START Task inputs
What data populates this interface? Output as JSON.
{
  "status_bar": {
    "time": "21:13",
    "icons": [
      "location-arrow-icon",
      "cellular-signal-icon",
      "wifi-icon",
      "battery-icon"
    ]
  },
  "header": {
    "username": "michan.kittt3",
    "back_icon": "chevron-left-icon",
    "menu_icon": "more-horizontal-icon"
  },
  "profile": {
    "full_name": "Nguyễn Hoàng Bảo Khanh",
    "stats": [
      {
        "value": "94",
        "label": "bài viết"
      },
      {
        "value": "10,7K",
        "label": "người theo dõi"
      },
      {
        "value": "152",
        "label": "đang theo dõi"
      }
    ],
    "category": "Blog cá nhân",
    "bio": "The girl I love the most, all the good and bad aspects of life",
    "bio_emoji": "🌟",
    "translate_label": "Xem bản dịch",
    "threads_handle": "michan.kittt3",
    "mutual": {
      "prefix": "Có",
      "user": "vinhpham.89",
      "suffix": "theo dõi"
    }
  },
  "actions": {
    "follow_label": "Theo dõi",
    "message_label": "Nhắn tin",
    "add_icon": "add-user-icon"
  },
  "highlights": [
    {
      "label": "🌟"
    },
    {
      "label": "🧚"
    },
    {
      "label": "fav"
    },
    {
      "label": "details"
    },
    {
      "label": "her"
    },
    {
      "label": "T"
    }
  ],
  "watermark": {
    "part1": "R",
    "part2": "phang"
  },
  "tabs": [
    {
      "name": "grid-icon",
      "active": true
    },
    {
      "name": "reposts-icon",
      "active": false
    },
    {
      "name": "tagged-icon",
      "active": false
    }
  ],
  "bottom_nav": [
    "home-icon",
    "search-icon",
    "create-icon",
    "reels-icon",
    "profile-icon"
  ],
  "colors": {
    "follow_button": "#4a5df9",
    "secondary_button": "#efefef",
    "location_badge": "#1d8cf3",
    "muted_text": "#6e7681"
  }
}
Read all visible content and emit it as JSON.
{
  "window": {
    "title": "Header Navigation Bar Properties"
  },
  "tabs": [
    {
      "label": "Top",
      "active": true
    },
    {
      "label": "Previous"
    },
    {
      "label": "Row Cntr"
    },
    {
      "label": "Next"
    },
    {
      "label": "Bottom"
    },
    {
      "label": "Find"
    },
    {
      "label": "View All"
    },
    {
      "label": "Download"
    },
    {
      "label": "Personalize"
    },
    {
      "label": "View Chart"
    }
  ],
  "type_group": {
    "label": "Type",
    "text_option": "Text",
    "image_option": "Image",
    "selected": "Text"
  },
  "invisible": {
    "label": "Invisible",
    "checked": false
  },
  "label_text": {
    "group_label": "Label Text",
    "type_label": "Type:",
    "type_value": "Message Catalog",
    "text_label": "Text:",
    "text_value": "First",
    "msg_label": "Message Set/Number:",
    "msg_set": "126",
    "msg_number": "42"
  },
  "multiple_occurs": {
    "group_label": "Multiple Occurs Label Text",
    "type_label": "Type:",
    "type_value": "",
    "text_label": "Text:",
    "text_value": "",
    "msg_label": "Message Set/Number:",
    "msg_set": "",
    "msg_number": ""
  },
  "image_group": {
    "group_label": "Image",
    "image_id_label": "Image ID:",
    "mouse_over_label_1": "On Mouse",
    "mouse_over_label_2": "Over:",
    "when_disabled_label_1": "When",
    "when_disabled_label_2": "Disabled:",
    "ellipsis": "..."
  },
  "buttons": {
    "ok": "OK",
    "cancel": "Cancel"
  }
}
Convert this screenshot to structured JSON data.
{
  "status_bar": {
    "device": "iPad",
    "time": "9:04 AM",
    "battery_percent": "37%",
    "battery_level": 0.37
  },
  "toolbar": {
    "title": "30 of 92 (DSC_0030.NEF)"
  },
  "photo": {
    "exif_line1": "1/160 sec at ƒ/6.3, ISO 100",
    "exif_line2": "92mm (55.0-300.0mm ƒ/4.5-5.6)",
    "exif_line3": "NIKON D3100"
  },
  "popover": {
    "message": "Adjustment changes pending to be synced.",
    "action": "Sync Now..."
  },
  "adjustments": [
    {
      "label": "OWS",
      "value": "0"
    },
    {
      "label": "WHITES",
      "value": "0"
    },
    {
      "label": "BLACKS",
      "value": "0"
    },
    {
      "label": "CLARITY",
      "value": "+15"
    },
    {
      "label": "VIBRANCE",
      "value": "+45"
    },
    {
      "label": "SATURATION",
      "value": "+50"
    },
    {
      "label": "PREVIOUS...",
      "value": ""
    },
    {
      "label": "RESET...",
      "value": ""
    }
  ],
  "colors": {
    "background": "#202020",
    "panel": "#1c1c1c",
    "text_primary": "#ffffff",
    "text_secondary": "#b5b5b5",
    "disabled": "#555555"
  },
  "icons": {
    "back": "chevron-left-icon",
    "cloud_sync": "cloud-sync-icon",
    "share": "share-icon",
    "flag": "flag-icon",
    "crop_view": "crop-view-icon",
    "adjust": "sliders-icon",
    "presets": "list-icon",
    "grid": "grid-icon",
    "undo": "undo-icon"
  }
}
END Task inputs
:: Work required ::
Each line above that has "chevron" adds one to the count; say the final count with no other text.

:: Result for this exercise ::
2